Children left to stew in such stress cocktails have a very difficult time functioning properly, their ability to learn is severely curbed, vigilant dispositions lead to anxiety based cognitive biasses, immune system functioning is compromised, and emotional development crippled. As emotions are our motivations to do things and not to do things while maintaining a moral environment, having their development stifled by an interrupted development has absolutely devastating consequences for the wellbeing of those who suffer such neglect as babies/toddlers. It’s hard to imagine a more cruel and enduring torture, for their interpersonal communication (without intervention) will cause them to have perpetual relationship conflicts and so losses, sadness and despair throughout their lives.
Life naturally causes many stresses to manifest in the minds of babies/toddlers who are trying to make sense of the world’s various multitudes of stimuli. Fortunately for our babies and toddlers they can be held in the arms of the person they trust most in the whole world, and the physical contact with mother’s body alone will instinctively release potent anti-stress hormones and neurotransmitters which will dispel stress and endow them with the confidence to face the thing which has caused them distress.
Babies and toddlers who do not receive contact-comfort become emotionally disturbed.
Not only does contact-comfort dispel “fixated with fear” stressed states of babies and toddlers, for it endows them with the courage to face the previously feared thing while releasing their abilities to process the situation in a calm state, so the development of understanding progresses. Contact-comfort creates deep trusting bonds between those who experience it together.
The most vital times that contact-comfort can be administered are at those times when a child is genuinely distressed.
Face-to-face time: As the foundations for emotions are being sculpted into neural networks through the attachment phases, especially in the first year-and-a-half of life, the ramifications of neglect are critical. Apart from the physical needs of sustenance and security, nothing surpasses the importance of face-to-face interaction and contact-comfort for babies and toddlers. Females have a greater part of their brain devoted to processing emotions on faces and a greater ability to express those emotions on their faces. Interactive face-to-face expressions of emotions between mother and baby which are attuned to baby’s experience are the interactions which inform the neural development of the right brain (emotional brain) which is in a growth spurt in the first year-and-a-half of life. It seems as if the right brain is genetically coded to be using mother’s facial expressions, in this window, to sculpt neural pathways, and this process would include etching environmentally based updates so as the child is best prepared for the present physical and social epoch. This period is mediated by babies/toddlers who become intensely bound to their mother (primary caregiver) who they trust more than anyone else in the world whilst becoming intensely suspicious of strangers. Mother’s expressions in this period outrank everyone else’s.
As previously stated, stressed babies/toddlers would be in no condition to process mother’s facial features, so contact-comfort (the dispelling of fears) is a prerequisite for face-to-face communication to be effective.

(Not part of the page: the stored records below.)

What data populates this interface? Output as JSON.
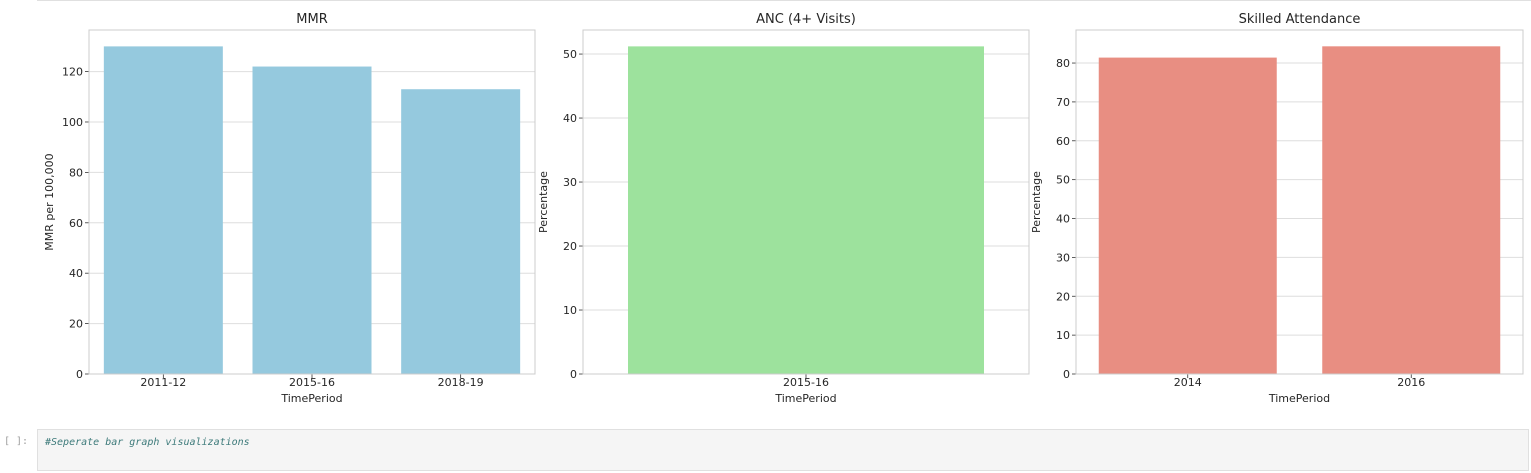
{
  "chart_data": [
    {
      "type": "bar",
      "title": "MMR",
      "xlabel": "TimePeriod",
      "ylabel": "MMR per 100,000",
      "categories": [
        "2011-12",
        "2015-16",
        "2018-19"
      ],
      "values": [
        130,
        122,
        113
      ],
      "ylim": [
        0,
        136.5
      ],
      "yticks": [
        0,
        20,
        40,
        60,
        80,
        100,
        120
      ],
      "color": "#95c9de",
      "grid": true
    },
    {
      "type": "bar",
      "title": "ANC (4+ Visits)",
      "xlabel": "TimePeriod",
      "ylabel": "Percentage",
      "categories": [
        "2015-16"
      ],
      "values": [
        51.2
      ],
      "ylim": [
        0,
        53.76
      ],
      "yticks": [
        0,
        10,
        20,
        30,
        40,
        50
      ],
      "color": "#9de29d",
      "grid": true
    },
    {
      "type": "bar",
      "title": "Skilled Attendance",
      "xlabel": "TimePeriod",
      "ylabel": "Percentage",
      "categories": [
        "2014",
        "2016"
      ],
      "values": [
        81.4,
        84.3
      ],
      "ylim": [
        0,
        88.5
      ],
      "yticks": [
        0,
        10,
        20,
        30,
        40,
        50,
        60,
        70,
        80
      ],
      "color": "#e88e82",
      "grid": true
    }
  ],
  "notebook": {
    "prompt": "[ ]:",
    "code": "#Seperate bar graph visualizations"
  }
}
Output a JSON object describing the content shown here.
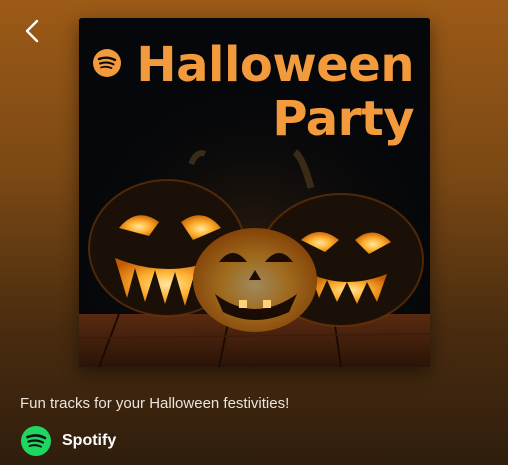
{
  "header": {
    "back_icon": "chevron-left-icon"
  },
  "playlist": {
    "cover": {
      "title_line1": "Halloween",
      "title_line2": "Party",
      "logo_icon": "spotify-logo-icon",
      "title_color": "#f39a3d"
    },
    "description": "Fun tracks for your Halloween festivities!",
    "owner": {
      "name": "Spotify",
      "avatar_icon": "spotify-logo-icon",
      "brand_color": "#1ed760"
    }
  }
}
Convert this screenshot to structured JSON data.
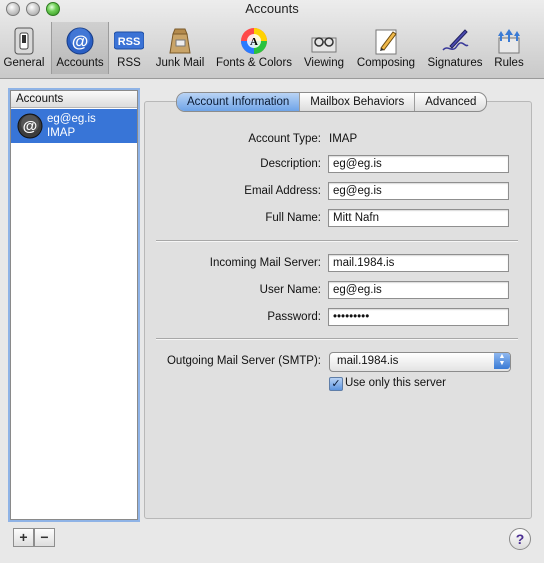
{
  "window": {
    "title": "Accounts"
  },
  "toolbar": {
    "items": [
      {
        "label": "General",
        "icon": "general-switch-icon"
      },
      {
        "label": "Accounts",
        "icon": "at-sign-icon"
      },
      {
        "label": "RSS",
        "icon": "rss-icon"
      },
      {
        "label": "Junk Mail",
        "icon": "junk-mail-bag-icon"
      },
      {
        "label": "Fonts & Colors",
        "icon": "fonts-colors-icon"
      },
      {
        "label": "Viewing",
        "icon": "viewing-glasses-icon"
      },
      {
        "label": "Composing",
        "icon": "composing-pencil-icon"
      },
      {
        "label": "Signatures",
        "icon": "signature-pen-icon"
      },
      {
        "label": "Rules",
        "icon": "rules-arrows-icon"
      }
    ],
    "selected": "Accounts",
    "rss_badge": "RSS"
  },
  "sidebar": {
    "header": "Accounts",
    "accounts": [
      {
        "name": "eg@eg.is",
        "type": "IMAP"
      }
    ],
    "add_label": "+",
    "remove_label": "−"
  },
  "tabs": [
    {
      "label": "Account Information",
      "active": true
    },
    {
      "label": "Mailbox Behaviors",
      "active": false
    },
    {
      "label": "Advanced",
      "active": false
    }
  ],
  "form": {
    "account_type_label": "Account Type:",
    "account_type_value": "IMAP",
    "description_label": "Description:",
    "description_value": "eg@eg.is",
    "email_label": "Email Address:",
    "email_value": "eg@eg.is",
    "full_name_label": "Full Name:",
    "full_name_value": "Mitt Nafn",
    "incoming_label": "Incoming Mail Server:",
    "incoming_value": "mail.1984.is",
    "username_label": "User Name:",
    "username_value": "eg@eg.is",
    "password_label": "Password:",
    "password_value": "•••••••••",
    "smtp_label": "Outgoing Mail Server (SMTP):",
    "smtp_value": "mail.1984.is",
    "use_only_label": "Use only this server",
    "use_only_checked": true
  },
  "help": {
    "label": "?"
  },
  "colors": {
    "accent": "#3875d7",
    "tab_active": "#6fa4e8"
  }
}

Sources

1. Dr A Schore’s presentations of research in developmental neuroscience at various conferences.

2. Development of the Person: The 30-year findings of the Minnesota Longitudinal Study into Risk and Adaptation from Birth to Adulthood.